__Problem to solve__
Only an exact repetition of the entries counts as an answer.

__Provided material__
--

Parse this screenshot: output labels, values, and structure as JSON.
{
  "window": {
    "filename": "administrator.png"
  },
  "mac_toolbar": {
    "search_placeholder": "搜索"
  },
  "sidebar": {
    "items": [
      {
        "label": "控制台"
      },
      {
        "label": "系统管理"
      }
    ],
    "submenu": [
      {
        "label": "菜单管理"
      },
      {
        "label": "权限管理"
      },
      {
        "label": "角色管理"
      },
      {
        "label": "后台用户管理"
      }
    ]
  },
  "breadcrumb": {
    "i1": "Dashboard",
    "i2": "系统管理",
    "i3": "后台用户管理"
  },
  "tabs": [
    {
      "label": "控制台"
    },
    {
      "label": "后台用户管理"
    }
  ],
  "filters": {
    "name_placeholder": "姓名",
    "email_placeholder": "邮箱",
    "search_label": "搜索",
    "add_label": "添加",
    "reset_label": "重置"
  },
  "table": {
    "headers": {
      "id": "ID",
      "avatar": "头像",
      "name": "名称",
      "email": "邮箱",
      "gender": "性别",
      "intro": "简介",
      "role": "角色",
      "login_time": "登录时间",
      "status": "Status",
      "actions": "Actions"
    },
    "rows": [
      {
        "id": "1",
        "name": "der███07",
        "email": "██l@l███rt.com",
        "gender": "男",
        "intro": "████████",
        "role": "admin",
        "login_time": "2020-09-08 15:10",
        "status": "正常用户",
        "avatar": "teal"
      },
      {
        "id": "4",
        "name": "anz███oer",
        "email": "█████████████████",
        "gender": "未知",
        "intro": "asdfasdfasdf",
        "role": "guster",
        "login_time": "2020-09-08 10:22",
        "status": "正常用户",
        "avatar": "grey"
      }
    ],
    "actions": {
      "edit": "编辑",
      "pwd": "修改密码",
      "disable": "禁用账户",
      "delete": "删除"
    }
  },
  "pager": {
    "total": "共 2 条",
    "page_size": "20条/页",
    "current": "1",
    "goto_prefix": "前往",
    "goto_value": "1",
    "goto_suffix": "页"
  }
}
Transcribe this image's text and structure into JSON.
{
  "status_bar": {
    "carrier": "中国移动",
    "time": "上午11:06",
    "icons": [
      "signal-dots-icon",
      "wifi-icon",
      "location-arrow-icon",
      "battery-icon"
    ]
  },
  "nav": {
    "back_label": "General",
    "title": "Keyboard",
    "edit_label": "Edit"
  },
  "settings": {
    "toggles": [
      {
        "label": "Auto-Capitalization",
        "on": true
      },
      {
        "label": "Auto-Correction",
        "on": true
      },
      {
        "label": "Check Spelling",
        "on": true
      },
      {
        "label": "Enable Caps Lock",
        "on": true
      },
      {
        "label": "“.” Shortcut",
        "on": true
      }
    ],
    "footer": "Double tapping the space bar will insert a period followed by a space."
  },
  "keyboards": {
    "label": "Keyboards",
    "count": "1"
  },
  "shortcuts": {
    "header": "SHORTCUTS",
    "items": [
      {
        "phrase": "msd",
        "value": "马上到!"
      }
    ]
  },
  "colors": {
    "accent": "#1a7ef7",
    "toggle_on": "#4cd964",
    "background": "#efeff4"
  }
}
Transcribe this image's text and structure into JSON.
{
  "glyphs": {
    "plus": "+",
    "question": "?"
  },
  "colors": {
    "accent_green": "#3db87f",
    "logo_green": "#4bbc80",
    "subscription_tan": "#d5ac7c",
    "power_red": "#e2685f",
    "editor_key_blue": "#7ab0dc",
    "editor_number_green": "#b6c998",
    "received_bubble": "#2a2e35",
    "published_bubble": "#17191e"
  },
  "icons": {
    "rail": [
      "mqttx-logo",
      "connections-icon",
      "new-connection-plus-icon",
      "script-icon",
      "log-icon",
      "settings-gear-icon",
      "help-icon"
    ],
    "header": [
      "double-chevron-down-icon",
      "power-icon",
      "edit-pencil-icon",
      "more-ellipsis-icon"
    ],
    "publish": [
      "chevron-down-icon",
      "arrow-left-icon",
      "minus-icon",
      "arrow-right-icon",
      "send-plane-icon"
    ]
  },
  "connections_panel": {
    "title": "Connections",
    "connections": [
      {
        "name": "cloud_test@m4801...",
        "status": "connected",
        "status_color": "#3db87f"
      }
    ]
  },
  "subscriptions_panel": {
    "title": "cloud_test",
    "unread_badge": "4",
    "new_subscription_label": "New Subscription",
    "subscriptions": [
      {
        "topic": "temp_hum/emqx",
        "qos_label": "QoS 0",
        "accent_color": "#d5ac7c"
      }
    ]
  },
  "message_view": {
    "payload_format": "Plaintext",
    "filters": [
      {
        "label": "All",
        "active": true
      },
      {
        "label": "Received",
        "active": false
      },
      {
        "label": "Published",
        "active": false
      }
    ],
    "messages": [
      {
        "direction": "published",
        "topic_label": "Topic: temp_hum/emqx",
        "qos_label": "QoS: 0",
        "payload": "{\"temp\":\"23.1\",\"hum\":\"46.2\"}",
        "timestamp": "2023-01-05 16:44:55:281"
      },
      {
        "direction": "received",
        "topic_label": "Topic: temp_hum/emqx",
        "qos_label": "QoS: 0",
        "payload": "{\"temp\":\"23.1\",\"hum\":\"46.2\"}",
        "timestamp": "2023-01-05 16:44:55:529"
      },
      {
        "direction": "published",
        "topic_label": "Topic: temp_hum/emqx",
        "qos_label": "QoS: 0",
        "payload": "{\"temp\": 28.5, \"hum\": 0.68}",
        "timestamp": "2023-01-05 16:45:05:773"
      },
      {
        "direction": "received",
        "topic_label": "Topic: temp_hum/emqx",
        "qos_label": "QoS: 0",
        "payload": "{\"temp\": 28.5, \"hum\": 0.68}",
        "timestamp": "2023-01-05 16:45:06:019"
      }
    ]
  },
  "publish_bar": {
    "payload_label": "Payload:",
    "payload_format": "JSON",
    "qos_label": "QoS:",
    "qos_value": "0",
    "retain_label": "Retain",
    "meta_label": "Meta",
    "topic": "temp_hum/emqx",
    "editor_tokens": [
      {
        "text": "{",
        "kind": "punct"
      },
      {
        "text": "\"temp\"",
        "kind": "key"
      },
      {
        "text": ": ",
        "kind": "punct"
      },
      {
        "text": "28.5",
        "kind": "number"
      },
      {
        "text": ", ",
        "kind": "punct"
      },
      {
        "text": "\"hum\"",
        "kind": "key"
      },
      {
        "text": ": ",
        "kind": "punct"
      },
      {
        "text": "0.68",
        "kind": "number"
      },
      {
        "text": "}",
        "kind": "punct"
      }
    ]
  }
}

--

__Response box__
Parse this screenshot: output labels, values, and structure as JSON.
{
  "window": {
    "filename": "administrator.png"
  },
  "mac_toolbar": {
    "search_placeholder": "搜索"
  },
  "sidebar": {
    "items": [
      {
        "label": "控制台"
      },
      {
        "label": "系统管理"
      }
    ],
    "submenu": [
      {
        "label": "菜单管理"
      },
      {
        "label": "权限管理"
      },
      {
        "label": "角色管理"
      },
      {
        "label": "后台用户管理"
      }
    ]
  },
  "breadcrumb": {
    "i1": "Dashboard",
    "i2": "系统管理",
    "i3": "后台用户管理"
  },
  "tabs": [
    {
      "label": "控制台"
    },
    {
      "label": "后台用户管理"
    }
  ],
  "filters": {
    "name_placeholder": "姓名",
    "email_placeholder": "邮箱",
    "search_label": "搜索",
    "add_label": "添加",
    "reset_label": "重置"
  },
  "table": {
    "headers": {
      "id": "ID",
      "avatar": "头像",
      "name": "名称",
      "email": "邮箱",
      "gender": "性别",
      "intro": "简介",
      "role": "角色",
      "login_time": "登录时间",
      "status": "Status",
      "actions": "Actions"
    },
    "rows": [
      {
        "id": "1",
        "name": "der███07",
        "email": "██l@l███rt.com",
        "gender": "男",
        "intro": "████████",
        "role": "admin",
        "login_time": "2020-09-08 15:10",
        "status": "正常用户",
        "avatar": "teal"
      },
      {
        "id": "4",
        "name": "anz███oer",
        "email": "█████████████████",
        "gender": "未知",
        "intro": "asdfasdfasdf",
        "role": "guster",
        "login_time": "2020-09-08 10:22",
        "status": "正常用户",
        "avatar": "grey"
      }
    ],
    "actions": {
      "edit": "编辑",
      "pwd": "修改密码",
      "disable": "禁用账户",
      "delete": "删除"
    }
  },
  "pager": {
    "total": "共 2 条",
    "page_size": "20条/页",
    "current": "1",
    "goto_prefix": "前往",
    "goto_value": "1",
    "goto_suffix": "页"
  }
}
Transcribe this image's text and structure into JSON.
{
  "status_bar": {
    "carrier": "中国移动",
    "time": "上午11:06",
    "icons": [
      "signal-dots-icon",
      "wifi-icon",
      "location-arrow-icon",
      "battery-icon"
    ]
  },
  "nav": {
    "back_label": "General",
    "title": "Keyboard",
    "edit_label": "Edit"
  },
  "settings": {
    "toggles": [
      {
        "label": "Auto-Capitalization",
        "on": true
      },
      {
        "label": "Auto-Correction",
        "on": true
      },
      {
        "label": "Check Spelling",
        "on": true
      },
      {
        "label": "Enable Caps Lock",
        "on": true
      },
      {
        "label": "“.” Shortcut",
        "on": true
      }
    ],
    "footer": "Double tapping the space bar will insert a period followed by a space."
  },
  "keyboards": {
    "label": "Keyboards",
    "count": "1"
  },
  "shortcuts": {
    "header": "SHORTCUTS",
    "items": [
      {
        "phrase": "msd",
        "value": "马上到!"
      }
    ]
  },
  "colors": {
    "accent": "#1a7ef7",
    "toggle_on": "#4cd964",
    "background": "#efeff4"
  }
}
Transcribe this image's text and structure into JSON.
{
  "glyphs": {
    "plus": "+",
    "question": "?"
  },
  "colors": {
    "accent_green": "#3db87f",
    "logo_green": "#4bbc80",
    "subscription_tan": "#d5ac7c",
    "power_red": "#e2685f",
    "editor_key_blue": "#7ab0dc",
    "editor_number_green": "#b6c998",
    "received_bubble": "#2a2e35",
    "published_bubble": "#17191e"
  },
  "icons": {
    "rail": [
      "mqttx-logo",
      "connections-icon",
      "new-connection-plus-icon",
      "script-icon",
      "log-icon",
      "settings-gear-icon",
      "help-icon"
    ],
    "header": [
      "double-chevron-down-icon",
      "power-icon",
      "edit-pencil-icon",
      "more-ellipsis-icon"
    ],
    "publish": [
      "chevron-down-icon",
      "arrow-left-icon",
      "minus-icon",
      "arrow-right-icon",
      "send-plane-icon"
    ]
  },
  "connections_panel": {
    "title": "Connections",
    "connections": [
      {
        "name": "cloud_test@m4801...",
        "status": "connected",
        "status_color": "#3db87f"
      }
    ]
  },
  "subscriptions_panel": {
    "title": "cloud_test",
    "unread_badge": "4",
    "new_subscription_label": "New Subscription",
    "subscriptions": [
      {
        "topic": "temp_hum/emqx",
        "qos_label": "QoS 0",
        "accent_color": "#d5ac7c"
      }
    ]
  },
  "message_view": {
    "payload_format": "Plaintext",
    "filters": [
      {
        "label": "All",
        "active": true
      },
      {
        "label": "Received",
        "active": false
      },
      {
        "label": "Published",
        "active": false
      }
    ],
    "messages": [
      {
        "direction": "published",
        "topic_label": "Topic: temp_hum/emqx",
        "qos_label": "QoS: 0",
        "payload": "{\"temp\":\"23.1\",\"hum\":\"46.2\"}",
        "timestamp": "2023-01-05 16:44:55:281"
      },
      {
        "direction": "received",
        "topic_label": "Topic: temp_hum/emqx",
        "qos_label": "QoS: 0",
        "payload": "{\"temp\":\"23.1\",\"hum\":\"46.2\"}",
        "timestamp": "2023-01-05 16:44:55:529"
      },
      {
        "direction": "published",
        "topic_label": "Topic: temp_hum/emqx",
        "qos_label": "QoS: 0",
        "payload": "{\"temp\": 28.5, \"hum\": 0.68}",
        "timestamp": "2023-01-05 16:45:05:773"
      },
      {
        "direction": "received",
        "topic_label": "Topic: temp_hum/emqx",
        "qos_label": "QoS: 0",
        "payload": "{\"temp\": 28.5, \"hum\": 0.68}",
        "timestamp": "2023-01-05 16:45:06:019"
      }
    ]
  },
  "publish_bar": {
    "payload_label": "Payload:",
    "payload_format": "JSON",
    "qos_label": "QoS:",
    "qos_value": "0",
    "retain_label": "Retain",
    "meta_label": "Meta",
    "topic": "temp_hum/emqx",
    "editor_tokens": [
      {
        "text": "{",
        "kind": "punct"
      },
      {
        "text": "\"temp\"",
        "kind": "key"
      },
      {
        "text": ": ",
        "kind": "punct"
      },
      {
        "text": "28.5",
        "kind": "number"
      },
      {
        "text": ", ",
        "kind": "punct"
      },
      {
        "text": "\"hum\"",
        "kind": "key"
      },
      {
        "text": ": ",
        "kind": "punct"
      },
      {
        "text": "0.68",
        "kind": "number"
      },
      {
        "text": "}",
        "kind": "punct"
      }
    ]
  }
}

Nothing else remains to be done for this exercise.